I am so thankful that we are gently backing away from a literal understanding of scripture.
Of course, we still have a long way to go. Our student study guide for gospel doctrine states:
“The book of Psalms is a collection of poems originally sung as praises or petitions to God. Many were written by David. This book is like a hymnal from ancient Israel.”
This description implies that many of the psalms collected in the book of Psalms were written by David, but it can also be read as “The book of Psalms is a collection of poems and David wrote many such psalms but not necessarily any of the ones in this collection.”
In our Bible Dictionary entry on Psalms, we get some clarification:
“Seventy-three of the psalms are ascribed to David, and so it was natural that the whole collection should be referred to as his, and that this convenient way of speaking should give rise in time to the popular belief that ‘the sweet psalmist of Israel’ himself wrote all the so-called Psalms of David. Sacred psalmody is ascribed to him in general terms in 2 and 2 Chr., the accompanying instruments also being called instruments of David,’ as in Neh. 23: 35 and Amos 6:5. In some cases in which a psalm is ascribed to David in the Hebrew, it is certain that he could not have written it, and it has been concluded that the Hebrew titles are sometimes inaccurate.”
In the entry on David, it further states:
“A large number of the Psalms ascribed to David were certainly not written by him, but the following seem directly connected with the history of his life…There are others that are possibly of Davidic origin.”
It is possible to stay within correlated sources and arrive at a more nuanced view, and one more in line with scholarly consensus, than a simple belief that David wrote most of the Psalms, or even that David wrote the psalms attributed to him.
Sadly, this more nuanced view is often not transmitted to class. The teacher’s manual has the same introductory statement as that included in the student manual, and I suspect that in more classes than not, the teacher will take that statement at face value and use the first interpretation offered above.

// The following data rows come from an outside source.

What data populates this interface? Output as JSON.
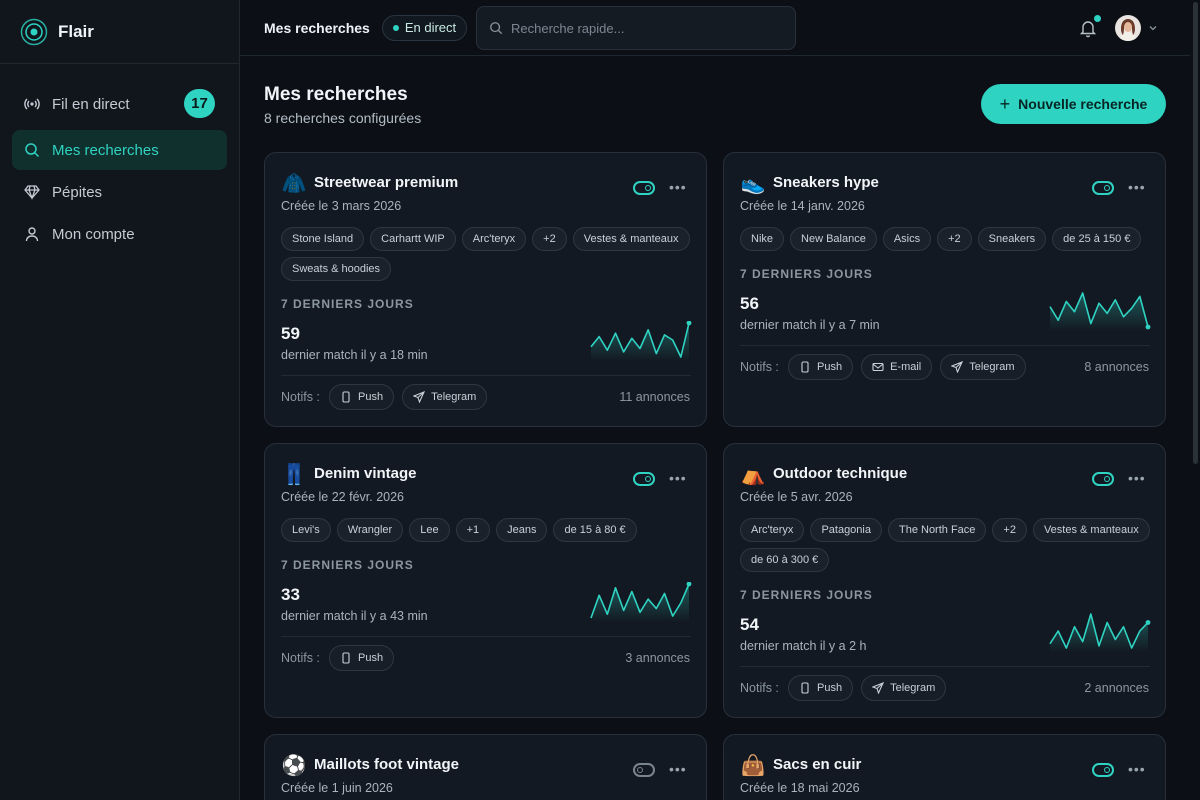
{
  "app": {
    "name": "Flair"
  },
  "sidebar": {
    "items": [
      {
        "label": "Fil en direct",
        "icon": "broadcast-icon",
        "badge": "17"
      },
      {
        "label": "Mes recherches",
        "icon": "search-icon",
        "active": true
      },
      {
        "label": "Pépites",
        "icon": "diamond-icon"
      },
      {
        "label": "Mon compte",
        "icon": "user-icon"
      }
    ]
  },
  "header": {
    "title": "Mes recherches",
    "live_label": "En direct",
    "search_placeholder": "Recherche rapide..."
  },
  "page": {
    "title": "Mes recherches",
    "subtitle": "8 recherches configurées",
    "new_button": "Nouvelle recherche"
  },
  "labels": {
    "section": "7 DERNIERS JOURS",
    "notifs": "Notifs :"
  },
  "colors": {
    "accent": "#2fd3c2",
    "background": "#0c1016",
    "card": "#131922"
  },
  "cards": [
    {
      "emoji": "🧥",
      "title": "Streetwear premium",
      "created": "Créée le 3 mars 2026",
      "enabled": true,
      "chips": [
        "Stone Island",
        "Carhartt WIP",
        "Arc'teryx",
        "+2",
        "Vestes & manteaux",
        "Sweats & hoodies"
      ],
      "count": "59",
      "last_match": "dernier match il y a 18 min",
      "spark": [
        6,
        12,
        4,
        14,
        3,
        11,
        5,
        16,
        2,
        13,
        10,
        0,
        20
      ],
      "notifs": [
        "Push",
        "Telegram"
      ],
      "annonces": "11 annonces"
    },
    {
      "emoji": "👟",
      "title": "Sneakers hype",
      "created": "Créée le 14 janv. 2026",
      "enabled": true,
      "chips": [
        "Nike",
        "New Balance",
        "Asics",
        "+2",
        "Sneakers",
        "de 25 à 150 €"
      ],
      "count": "56",
      "last_match": "dernier match il y a 7 min",
      "spark": [
        12,
        4,
        15,
        9,
        20,
        2,
        14,
        8,
        16,
        6,
        11,
        18,
        0
      ],
      "notifs": [
        "Push",
        "E-mail",
        "Telegram"
      ],
      "annonces": "8 annonces"
    },
    {
      "emoji": "👖",
      "title": "Denim vintage",
      "created": "Créée le 22 févr. 2026",
      "enabled": true,
      "chips": [
        "Levi's",
        "Wrangler",
        "Lee",
        "+1",
        "Jeans",
        "de 15 à 80 €"
      ],
      "count": "33",
      "last_match": "dernier match il y a 43 min",
      "spark": [
        2,
        14,
        4,
        18,
        6,
        16,
        5,
        12,
        7,
        15,
        3,
        10,
        20
      ],
      "notifs": [
        "Push"
      ],
      "annonces": "3 annonces"
    },
    {
      "emoji": "⛺",
      "title": "Outdoor technique",
      "created": "Créée le 5 avr. 2026",
      "enabled": true,
      "chips": [
        "Arc'teryx",
        "Patagonia",
        "The North Face",
        "+2",
        "Vestes & manteaux",
        "de 60 à 300 €"
      ],
      "count": "54",
      "last_match": "dernier match il y a 2 h",
      "spark": [
        4,
        10,
        2,
        12,
        5,
        18,
        3,
        14,
        6,
        12,
        2,
        10,
        14
      ],
      "notifs": [
        "Push",
        "Telegram"
      ],
      "annonces": "2 annonces"
    },
    {
      "emoji": "⚽",
      "title": "Maillots foot vintage",
      "created": "Créée le 1 juin 2026",
      "enabled": false,
      "chips": [],
      "count": "",
      "last_match": "",
      "spark": [],
      "notifs": [],
      "annonces": ""
    },
    {
      "emoji": "👜",
      "title": "Sacs en cuir",
      "created": "Créée le 18 mai 2026",
      "enabled": true,
      "chips": [],
      "count": "",
      "last_match": "",
      "spark": [],
      "notifs": [],
      "annonces": ""
    }
  ]
}
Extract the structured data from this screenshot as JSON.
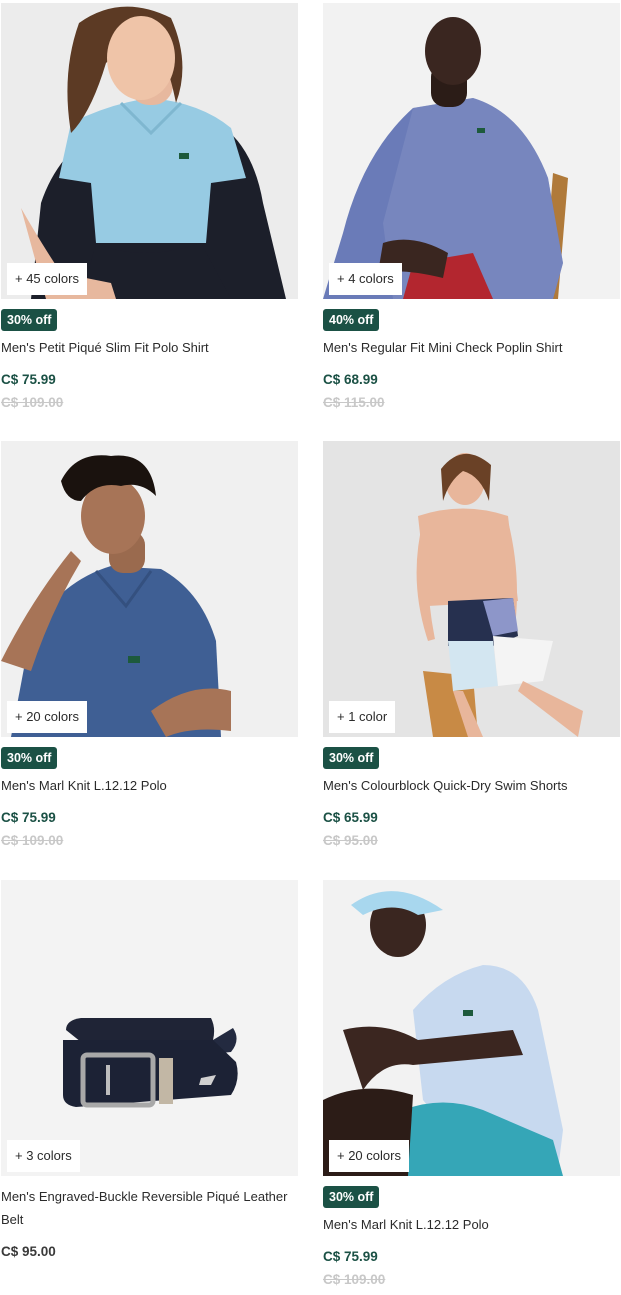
{
  "products": [
    {
      "colors": "+ 45 colors",
      "badge": "30% off",
      "name": "Men's Petit Piqué Slim Fit Polo Shirt",
      "price": "C$ 75.99",
      "old_price": "C$ 109.00"
    },
    {
      "colors": "+ 4 colors",
      "badge": "40% off",
      "name": "Men's Regular Fit Mini Check Poplin Shirt",
      "price": "C$ 68.99",
      "old_price": "C$ 115.00"
    },
    {
      "colors": "+ 20 colors",
      "badge": "30% off",
      "name": "Men's Marl Knit L.12.12 Polo",
      "price": "C$ 75.99",
      "old_price": "C$ 109.00"
    },
    {
      "colors": "+ 1 color",
      "badge": "30% off",
      "name": "Men's Colourblock Quick-Dry Swim Shorts",
      "price": "C$ 65.99",
      "old_price": "C$ 95.00"
    },
    {
      "colors": "+ 3 colors",
      "name": "Men's Engraved-Buckle Reversible Piqué Leather Belt",
      "price": "C$ 95.00"
    },
    {
      "colors": "+ 20 colors",
      "badge": "30% off",
      "name": "Men's Marl Knit L.12.12 Polo",
      "price": "C$ 75.99",
      "old_price": "C$ 109.00"
    }
  ],
  "theme": {
    "badge_color": "#1b5145",
    "price_color": "#1b5145",
    "old_price_color": "#c8c8c8"
  }
}
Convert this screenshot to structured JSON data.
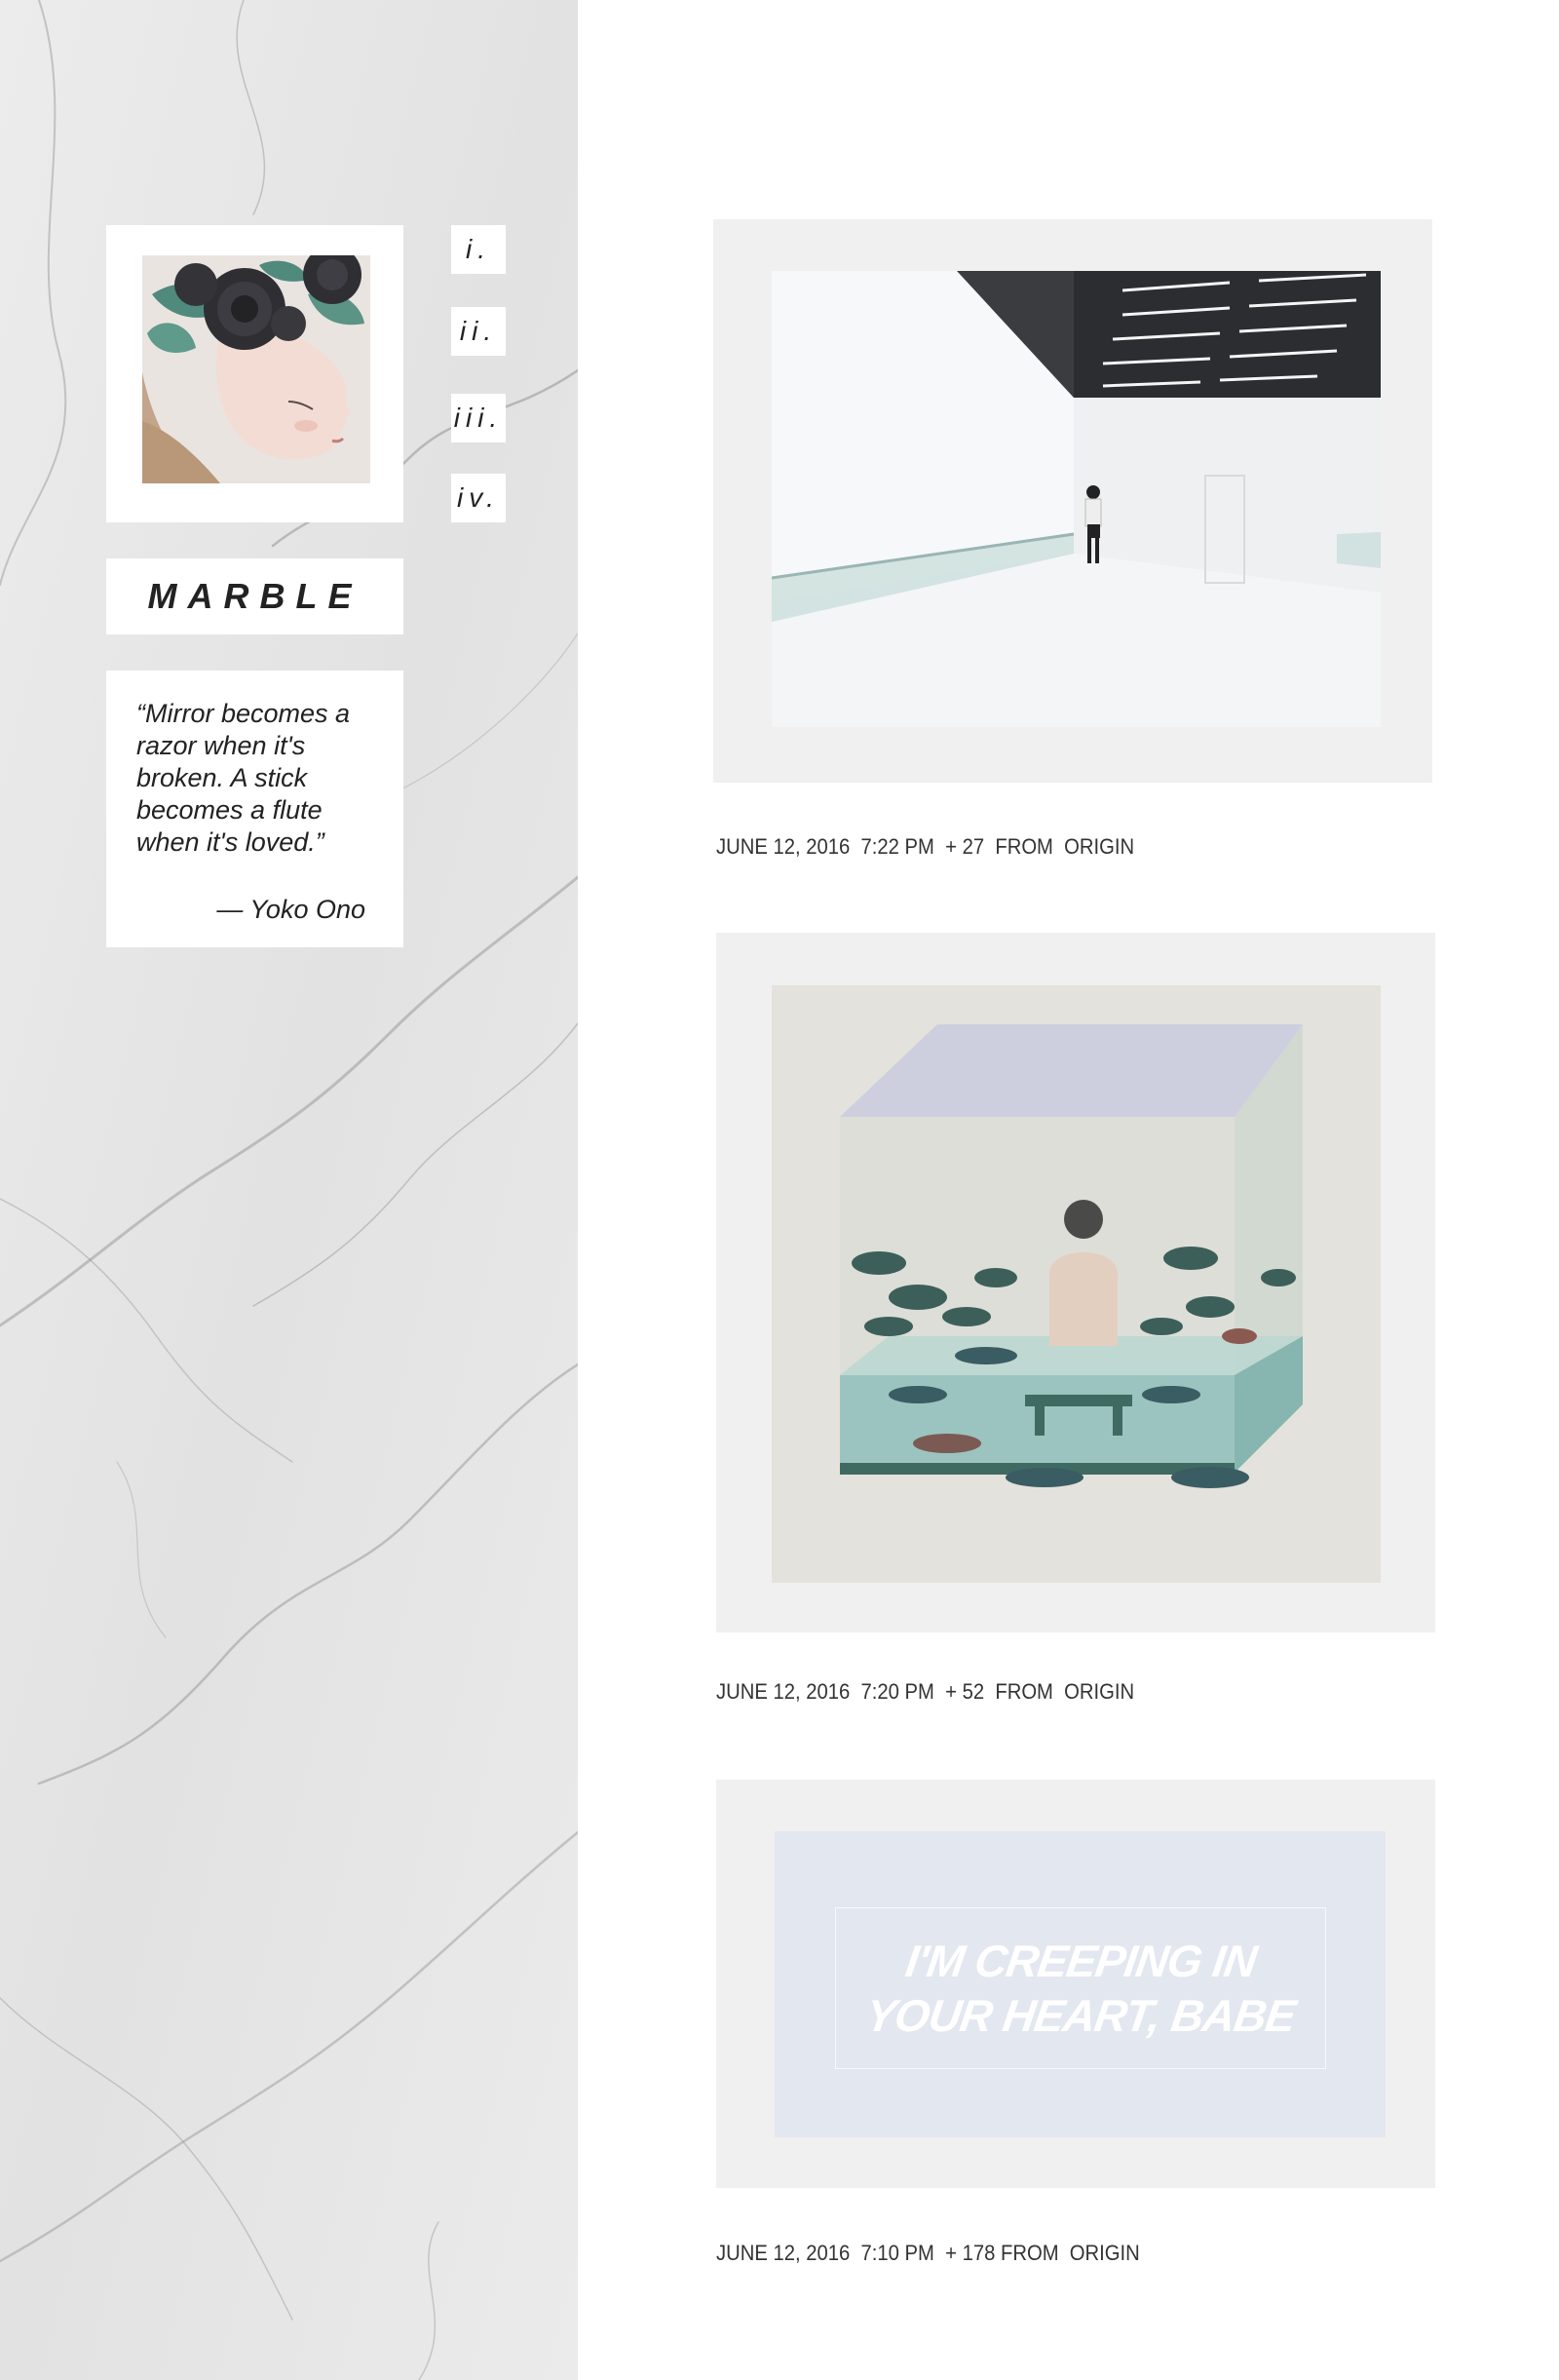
{
  "sidebar": {
    "brand": "MARBLE",
    "nav": [
      {
        "label": "i."
      },
      {
        "label": "ii."
      },
      {
        "label": "iii."
      },
      {
        "label": "iv."
      }
    ],
    "quote": {
      "text": "“Mirror becomes a razor when it's broken. A stick becomes a flute when it's loved.”",
      "author": "— Yoko Ono"
    }
  },
  "posts": [
    {
      "meta": "JUNE 12, 2016  7:22 PM  + 27  FROM  ORIGIN"
    },
    {
      "meta": "JUNE 12, 2016  7:20 PM  + 52  FROM  ORIGIN"
    },
    {
      "meta": "JUNE 12, 2016  7:10 PM  + 178 FROM  ORIGIN",
      "card_lines": [
        "I'M CREEPING IN",
        "YOUR HEART, BABE"
      ]
    }
  ],
  "colors": {
    "frame": "#f0f0f0",
    "marble": "#e6e6e6",
    "card_bg": "#e2e7f0"
  },
  "icons": [
    "marble-texture",
    "portrait-illustration",
    "white-hall-photo",
    "aquarium-painting"
  ]
}
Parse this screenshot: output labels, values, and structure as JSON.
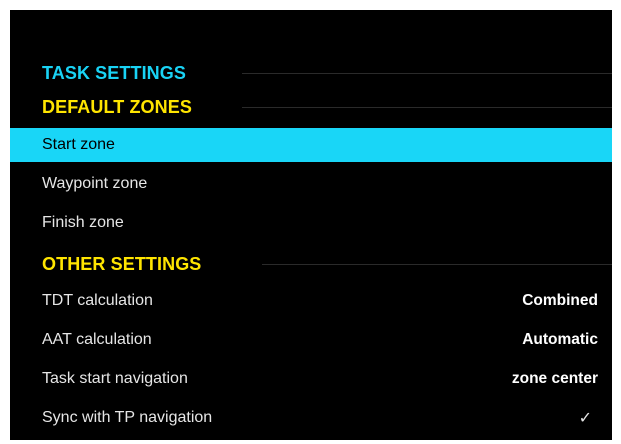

This example of David and the psalms (it could just as easily have been Moses and the Pentateuch) shows the delicate balance the Church has been maintaining in cultivating a simple, straightforward, literal belief in scripture while recognizing the strong conclusions of scholarly consensus.
The latest topic page on the Book of Abraham follows this pattern. It both supports the long cultured belief in our traditional story while opening room for less literal, but equally spiritually powerful understandings. For example:
“Alternatively, Joseph’s study of the papyri may have led to a revelation about key events and teachings in the life of Abraham, much as he had earlier received a revelation about the life of Moses while studying the Bible. This view assumes a broader definition of the words translator and translation. According to this view, Joseph’s translation was not a literal rendering of the papyri as a conventional translation would be. Rather, the physical artifacts provided an occasion for meditation, reflection, and revelation. They catalyzed a process whereby God gave to Joseph Smith a revelation about the life of Abraham, even if that revelation did not directly correlate to the characters on the papyri.”
I’d like to think that we as a people can be faithful enough to retain our faith as our understanding of scripture becomes more sophisticated. Our spirituality and belief need not fear the truth.